**Input data:**
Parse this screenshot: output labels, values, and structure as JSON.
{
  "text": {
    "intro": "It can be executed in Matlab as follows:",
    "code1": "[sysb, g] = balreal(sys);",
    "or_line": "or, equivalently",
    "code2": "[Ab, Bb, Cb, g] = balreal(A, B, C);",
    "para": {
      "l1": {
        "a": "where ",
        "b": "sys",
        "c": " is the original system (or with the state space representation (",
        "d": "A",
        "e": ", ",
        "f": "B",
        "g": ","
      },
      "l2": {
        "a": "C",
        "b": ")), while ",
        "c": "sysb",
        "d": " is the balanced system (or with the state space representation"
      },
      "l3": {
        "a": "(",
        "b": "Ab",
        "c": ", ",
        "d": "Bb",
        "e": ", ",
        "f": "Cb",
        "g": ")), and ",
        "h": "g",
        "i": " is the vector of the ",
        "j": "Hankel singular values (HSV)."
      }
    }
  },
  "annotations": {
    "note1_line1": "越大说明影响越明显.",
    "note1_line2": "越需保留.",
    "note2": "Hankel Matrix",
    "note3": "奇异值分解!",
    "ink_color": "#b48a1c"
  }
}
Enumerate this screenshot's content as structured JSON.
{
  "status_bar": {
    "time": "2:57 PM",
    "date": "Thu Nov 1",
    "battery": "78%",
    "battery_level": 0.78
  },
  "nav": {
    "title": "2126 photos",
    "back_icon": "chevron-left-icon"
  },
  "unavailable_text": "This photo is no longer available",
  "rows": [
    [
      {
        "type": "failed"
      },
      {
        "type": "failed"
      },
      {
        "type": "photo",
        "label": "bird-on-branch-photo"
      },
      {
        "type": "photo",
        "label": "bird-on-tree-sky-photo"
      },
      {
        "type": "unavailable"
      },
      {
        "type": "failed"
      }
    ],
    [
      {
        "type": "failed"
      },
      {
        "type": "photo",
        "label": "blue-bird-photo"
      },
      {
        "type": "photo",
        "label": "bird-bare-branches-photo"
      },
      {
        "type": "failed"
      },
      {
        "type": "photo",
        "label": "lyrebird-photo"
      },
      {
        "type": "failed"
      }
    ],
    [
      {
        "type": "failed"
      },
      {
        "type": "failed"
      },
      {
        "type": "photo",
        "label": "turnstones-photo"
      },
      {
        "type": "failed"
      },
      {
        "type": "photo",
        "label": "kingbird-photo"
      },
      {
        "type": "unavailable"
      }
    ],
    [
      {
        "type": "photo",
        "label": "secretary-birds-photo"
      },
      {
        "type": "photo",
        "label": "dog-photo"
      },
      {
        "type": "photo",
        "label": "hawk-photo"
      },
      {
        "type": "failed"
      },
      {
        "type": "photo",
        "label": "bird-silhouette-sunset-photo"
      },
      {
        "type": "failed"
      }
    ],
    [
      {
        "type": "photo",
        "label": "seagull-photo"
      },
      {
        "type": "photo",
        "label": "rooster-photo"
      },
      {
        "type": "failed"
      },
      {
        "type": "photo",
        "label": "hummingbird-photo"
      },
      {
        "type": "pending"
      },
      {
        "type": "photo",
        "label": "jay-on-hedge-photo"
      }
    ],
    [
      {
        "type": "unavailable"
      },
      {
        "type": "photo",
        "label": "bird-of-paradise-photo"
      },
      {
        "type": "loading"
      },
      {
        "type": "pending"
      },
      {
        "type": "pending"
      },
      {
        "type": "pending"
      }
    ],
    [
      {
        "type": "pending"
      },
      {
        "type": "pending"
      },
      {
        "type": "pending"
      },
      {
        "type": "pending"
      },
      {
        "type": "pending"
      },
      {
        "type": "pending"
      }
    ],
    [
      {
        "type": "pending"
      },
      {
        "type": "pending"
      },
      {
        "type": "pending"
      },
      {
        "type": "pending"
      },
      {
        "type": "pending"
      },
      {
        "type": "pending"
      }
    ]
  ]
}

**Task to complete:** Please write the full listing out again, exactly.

**Solution to this problem:**
Parse this screenshot: output labels, values, and structure as JSON.
{
  "text": {
    "intro": "It can be executed in Matlab as follows:",
    "code1": "[sysb, g] = balreal(sys);",
    "or_line": "or, equivalently",
    "code2": "[Ab, Bb, Cb, g] = balreal(A, B, C);",
    "para": {
      "l1": {
        "a": "where ",
        "b": "sys",
        "c": " is the original system (or with the state space representation (",
        "d": "A",
        "e": ", ",
        "f": "B",
        "g": ","
      },
      "l2": {
        "a": "C",
        "b": ")), while ",
        "c": "sysb",
        "d": " is the balanced system (or with the state space representation"
      },
      "l3": {
        "a": "(",
        "b": "Ab",
        "c": ", ",
        "d": "Bb",
        "e": ", ",
        "f": "Cb",
        "g": ")), and ",
        "h": "g",
        "i": " is the vector of the ",
        "j": "Hankel singular values (HSV)."
      }
    }
  },
  "annotations": {
    "note1_line1": "越大说明影响越明显.",
    "note1_line2": "越需保留.",
    "note2": "Hankel Matrix",
    "note3": "奇异值分解!",
    "ink_color": "#b48a1c"
  }
}
Enumerate this screenshot's content as structured JSON.
{
  "status_bar": {
    "time": "2:57 PM",
    "date": "Thu Nov 1",
    "battery": "78%",
    "battery_level": 0.78
  },
  "nav": {
    "title": "2126 photos",
    "back_icon": "chevron-left-icon"
  },
  "unavailable_text": "This photo is no longer available",
  "rows": [
    [
      {
        "type": "failed"
      },
      {
        "type": "failed"
      },
      {
        "type": "photo",
        "label": "bird-on-branch-photo"
      },
      {
        "type": "photo",
        "label": "bird-on-tree-sky-photo"
      },
      {
        "type": "unavailable"
      },
      {
        "type": "failed"
      }
    ],
    [
      {
        "type": "failed"
      },
      {
        "type": "photo",
        "label": "blue-bird-photo"
      },
      {
        "type": "photo",
        "label": "bird-bare-branches-photo"
      },
      {
        "type": "failed"
      },
      {
        "type": "photo",
        "label": "lyrebird-photo"
      },
      {
        "type": "failed"
      }
    ],
    [
      {
        "type": "failed"
      },
      {
        "type": "failed"
      },
      {
        "type": "photo",
        "label": "turnstones-photo"
      },
      {
        "type": "failed"
      },
      {
        "type": "photo",
        "label": "kingbird-photo"
      },
      {
        "type": "unavailable"
      }
    ],
    [
      {
        "type": "photo",
        "label": "secretary-birds-photo"
      },
      {
        "type": "photo",
        "label": "dog-photo"
      },
      {
        "type": "photo",
        "label": "hawk-photo"
      },
      {
        "type": "failed"
      },
      {
        "type": "photo",
        "label": "bird-silhouette-sunset-photo"
      },
      {
        "type": "failed"
      }
    ],
    [
      {
        "type": "photo",
        "label": "seagull-photo"
      },
      {
        "type": "photo",
        "label": "rooster-photo"
      },
      {
        "type": "failed"
      },
      {
        "type": "photo",
        "label": "hummingbird-photo"
      },
      {
        "type": "pending"
      },
      {
        "type": "photo",
        "label": "jay-on-hedge-photo"
      }
    ],
    [
      {
        "type": "unavailable"
      },
      {
        "type": "photo",
        "label": "bird-of-paradise-photo"
      },
      {
        "type": "loading"
      },
      {
        "type": "pending"
      },
      {
        "type": "pending"
      },
      {
        "type": "pending"
      }
    ],
    [
      {
        "type": "pending"
      },
      {
        "type": "pending"
      },
      {
        "type": "pending"
      },
      {
        "type": "pending"
      },
      {
        "type": "pending"
      },
      {
        "type": "pending"
      }
    ],
    [
      {
        "type": "pending"
      },
      {
        "type": "pending"
      },
      {
        "type": "pending"
      },
      {
        "type": "pending"
      },
      {
        "type": "pending"
      },
      {
        "type": "pending"
      }
    ]
  ]
}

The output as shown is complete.